With any luck, the owner will agree to caption the video or change the license so that you can caption it yourself using YouTube’s caption tools. Once captioning is complete, the final step is to provide students with the link to the captioned video.
Everyone knows that to link to a YouTube video you need the URL. But many people don’t realize that you can link to any point in the video, not just the beginning. For example, to start playback 10 minutes and 21 seconds into the video, simply append #t=10m21s to the end of the URL. For example:
URL with starting time:
URL “suffixes” such as starting time are called “parameters.” More information about YouTube parameters can be found on their website.
The do-it-yourself approach
Copyright issues aside, the procedure for downloading a YouTube video is not complicated. In fact, there are many software applications and browser add-ons that make it simple. One such tool is the Easy YouTube Video Downloader, which is a free add-on for the Firefox browser.
Once Easy YouTube Video Downloader is installed, a “Download” button appears below each YouTube video. The button expands when you click on it to show all of the media formats and sizes available for download:

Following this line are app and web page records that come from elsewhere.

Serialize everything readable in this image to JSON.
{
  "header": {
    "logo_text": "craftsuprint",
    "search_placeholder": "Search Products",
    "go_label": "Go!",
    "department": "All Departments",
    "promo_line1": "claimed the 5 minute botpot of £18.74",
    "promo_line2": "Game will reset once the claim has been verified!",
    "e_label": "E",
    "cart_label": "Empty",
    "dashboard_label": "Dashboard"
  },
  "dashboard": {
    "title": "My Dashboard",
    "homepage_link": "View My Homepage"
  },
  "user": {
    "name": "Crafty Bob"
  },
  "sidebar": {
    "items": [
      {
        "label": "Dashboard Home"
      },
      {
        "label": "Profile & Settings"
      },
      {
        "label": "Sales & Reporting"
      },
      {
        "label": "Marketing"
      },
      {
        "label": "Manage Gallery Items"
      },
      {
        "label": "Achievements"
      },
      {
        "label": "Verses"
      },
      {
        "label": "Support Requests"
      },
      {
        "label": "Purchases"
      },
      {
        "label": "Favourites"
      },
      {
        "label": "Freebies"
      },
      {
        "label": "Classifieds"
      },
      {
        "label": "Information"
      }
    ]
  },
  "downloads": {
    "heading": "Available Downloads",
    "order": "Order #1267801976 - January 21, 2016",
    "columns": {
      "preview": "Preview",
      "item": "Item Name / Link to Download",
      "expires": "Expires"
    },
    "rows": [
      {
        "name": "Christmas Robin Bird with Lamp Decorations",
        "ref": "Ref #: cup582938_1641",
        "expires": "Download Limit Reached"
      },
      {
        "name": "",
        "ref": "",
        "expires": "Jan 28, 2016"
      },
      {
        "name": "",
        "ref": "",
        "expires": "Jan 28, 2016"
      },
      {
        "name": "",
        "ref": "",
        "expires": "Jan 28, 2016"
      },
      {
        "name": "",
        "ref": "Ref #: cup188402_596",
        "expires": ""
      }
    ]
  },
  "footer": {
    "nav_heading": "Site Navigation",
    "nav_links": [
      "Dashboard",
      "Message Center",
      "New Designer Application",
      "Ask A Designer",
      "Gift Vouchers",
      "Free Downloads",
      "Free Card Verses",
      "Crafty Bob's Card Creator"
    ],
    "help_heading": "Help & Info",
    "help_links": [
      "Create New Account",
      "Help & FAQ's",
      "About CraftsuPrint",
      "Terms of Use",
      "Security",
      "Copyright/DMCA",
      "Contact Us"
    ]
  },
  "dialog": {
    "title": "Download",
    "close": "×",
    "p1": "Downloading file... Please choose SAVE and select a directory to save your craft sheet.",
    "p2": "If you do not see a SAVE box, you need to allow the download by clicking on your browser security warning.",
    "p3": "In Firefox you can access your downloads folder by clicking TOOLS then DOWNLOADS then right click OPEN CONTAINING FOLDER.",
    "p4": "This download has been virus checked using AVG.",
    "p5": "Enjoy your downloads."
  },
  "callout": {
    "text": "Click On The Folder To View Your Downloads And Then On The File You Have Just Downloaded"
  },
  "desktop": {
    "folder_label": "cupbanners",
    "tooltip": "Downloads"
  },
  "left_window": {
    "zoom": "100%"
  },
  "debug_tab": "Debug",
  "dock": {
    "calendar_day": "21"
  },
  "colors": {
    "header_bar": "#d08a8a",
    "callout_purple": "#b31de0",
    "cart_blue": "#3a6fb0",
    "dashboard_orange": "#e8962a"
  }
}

Figure 4: Downloading a YouTube video
The Easy YouTube Video Downloader add-on to Firefox adds a download button below each video. The video can be downloaded in various sizes and formats. The preferred format is MP4 at the largest size available.
When available from the menu, you should select the MP4 file format, along with the largest size (highest quality). When MP4 is not available, choose the FLV format. FLV videos must be converted to the MP4 format for captioning in Camtasia Studio (see Converting Video Files to MP4).
Take note of the location where the video is saved. To see where the Firefox browser is saving downloaded files, go to Tools > Options and click on the General button at the top of the window. That location will be displayed mid-way down the page, under Downloads: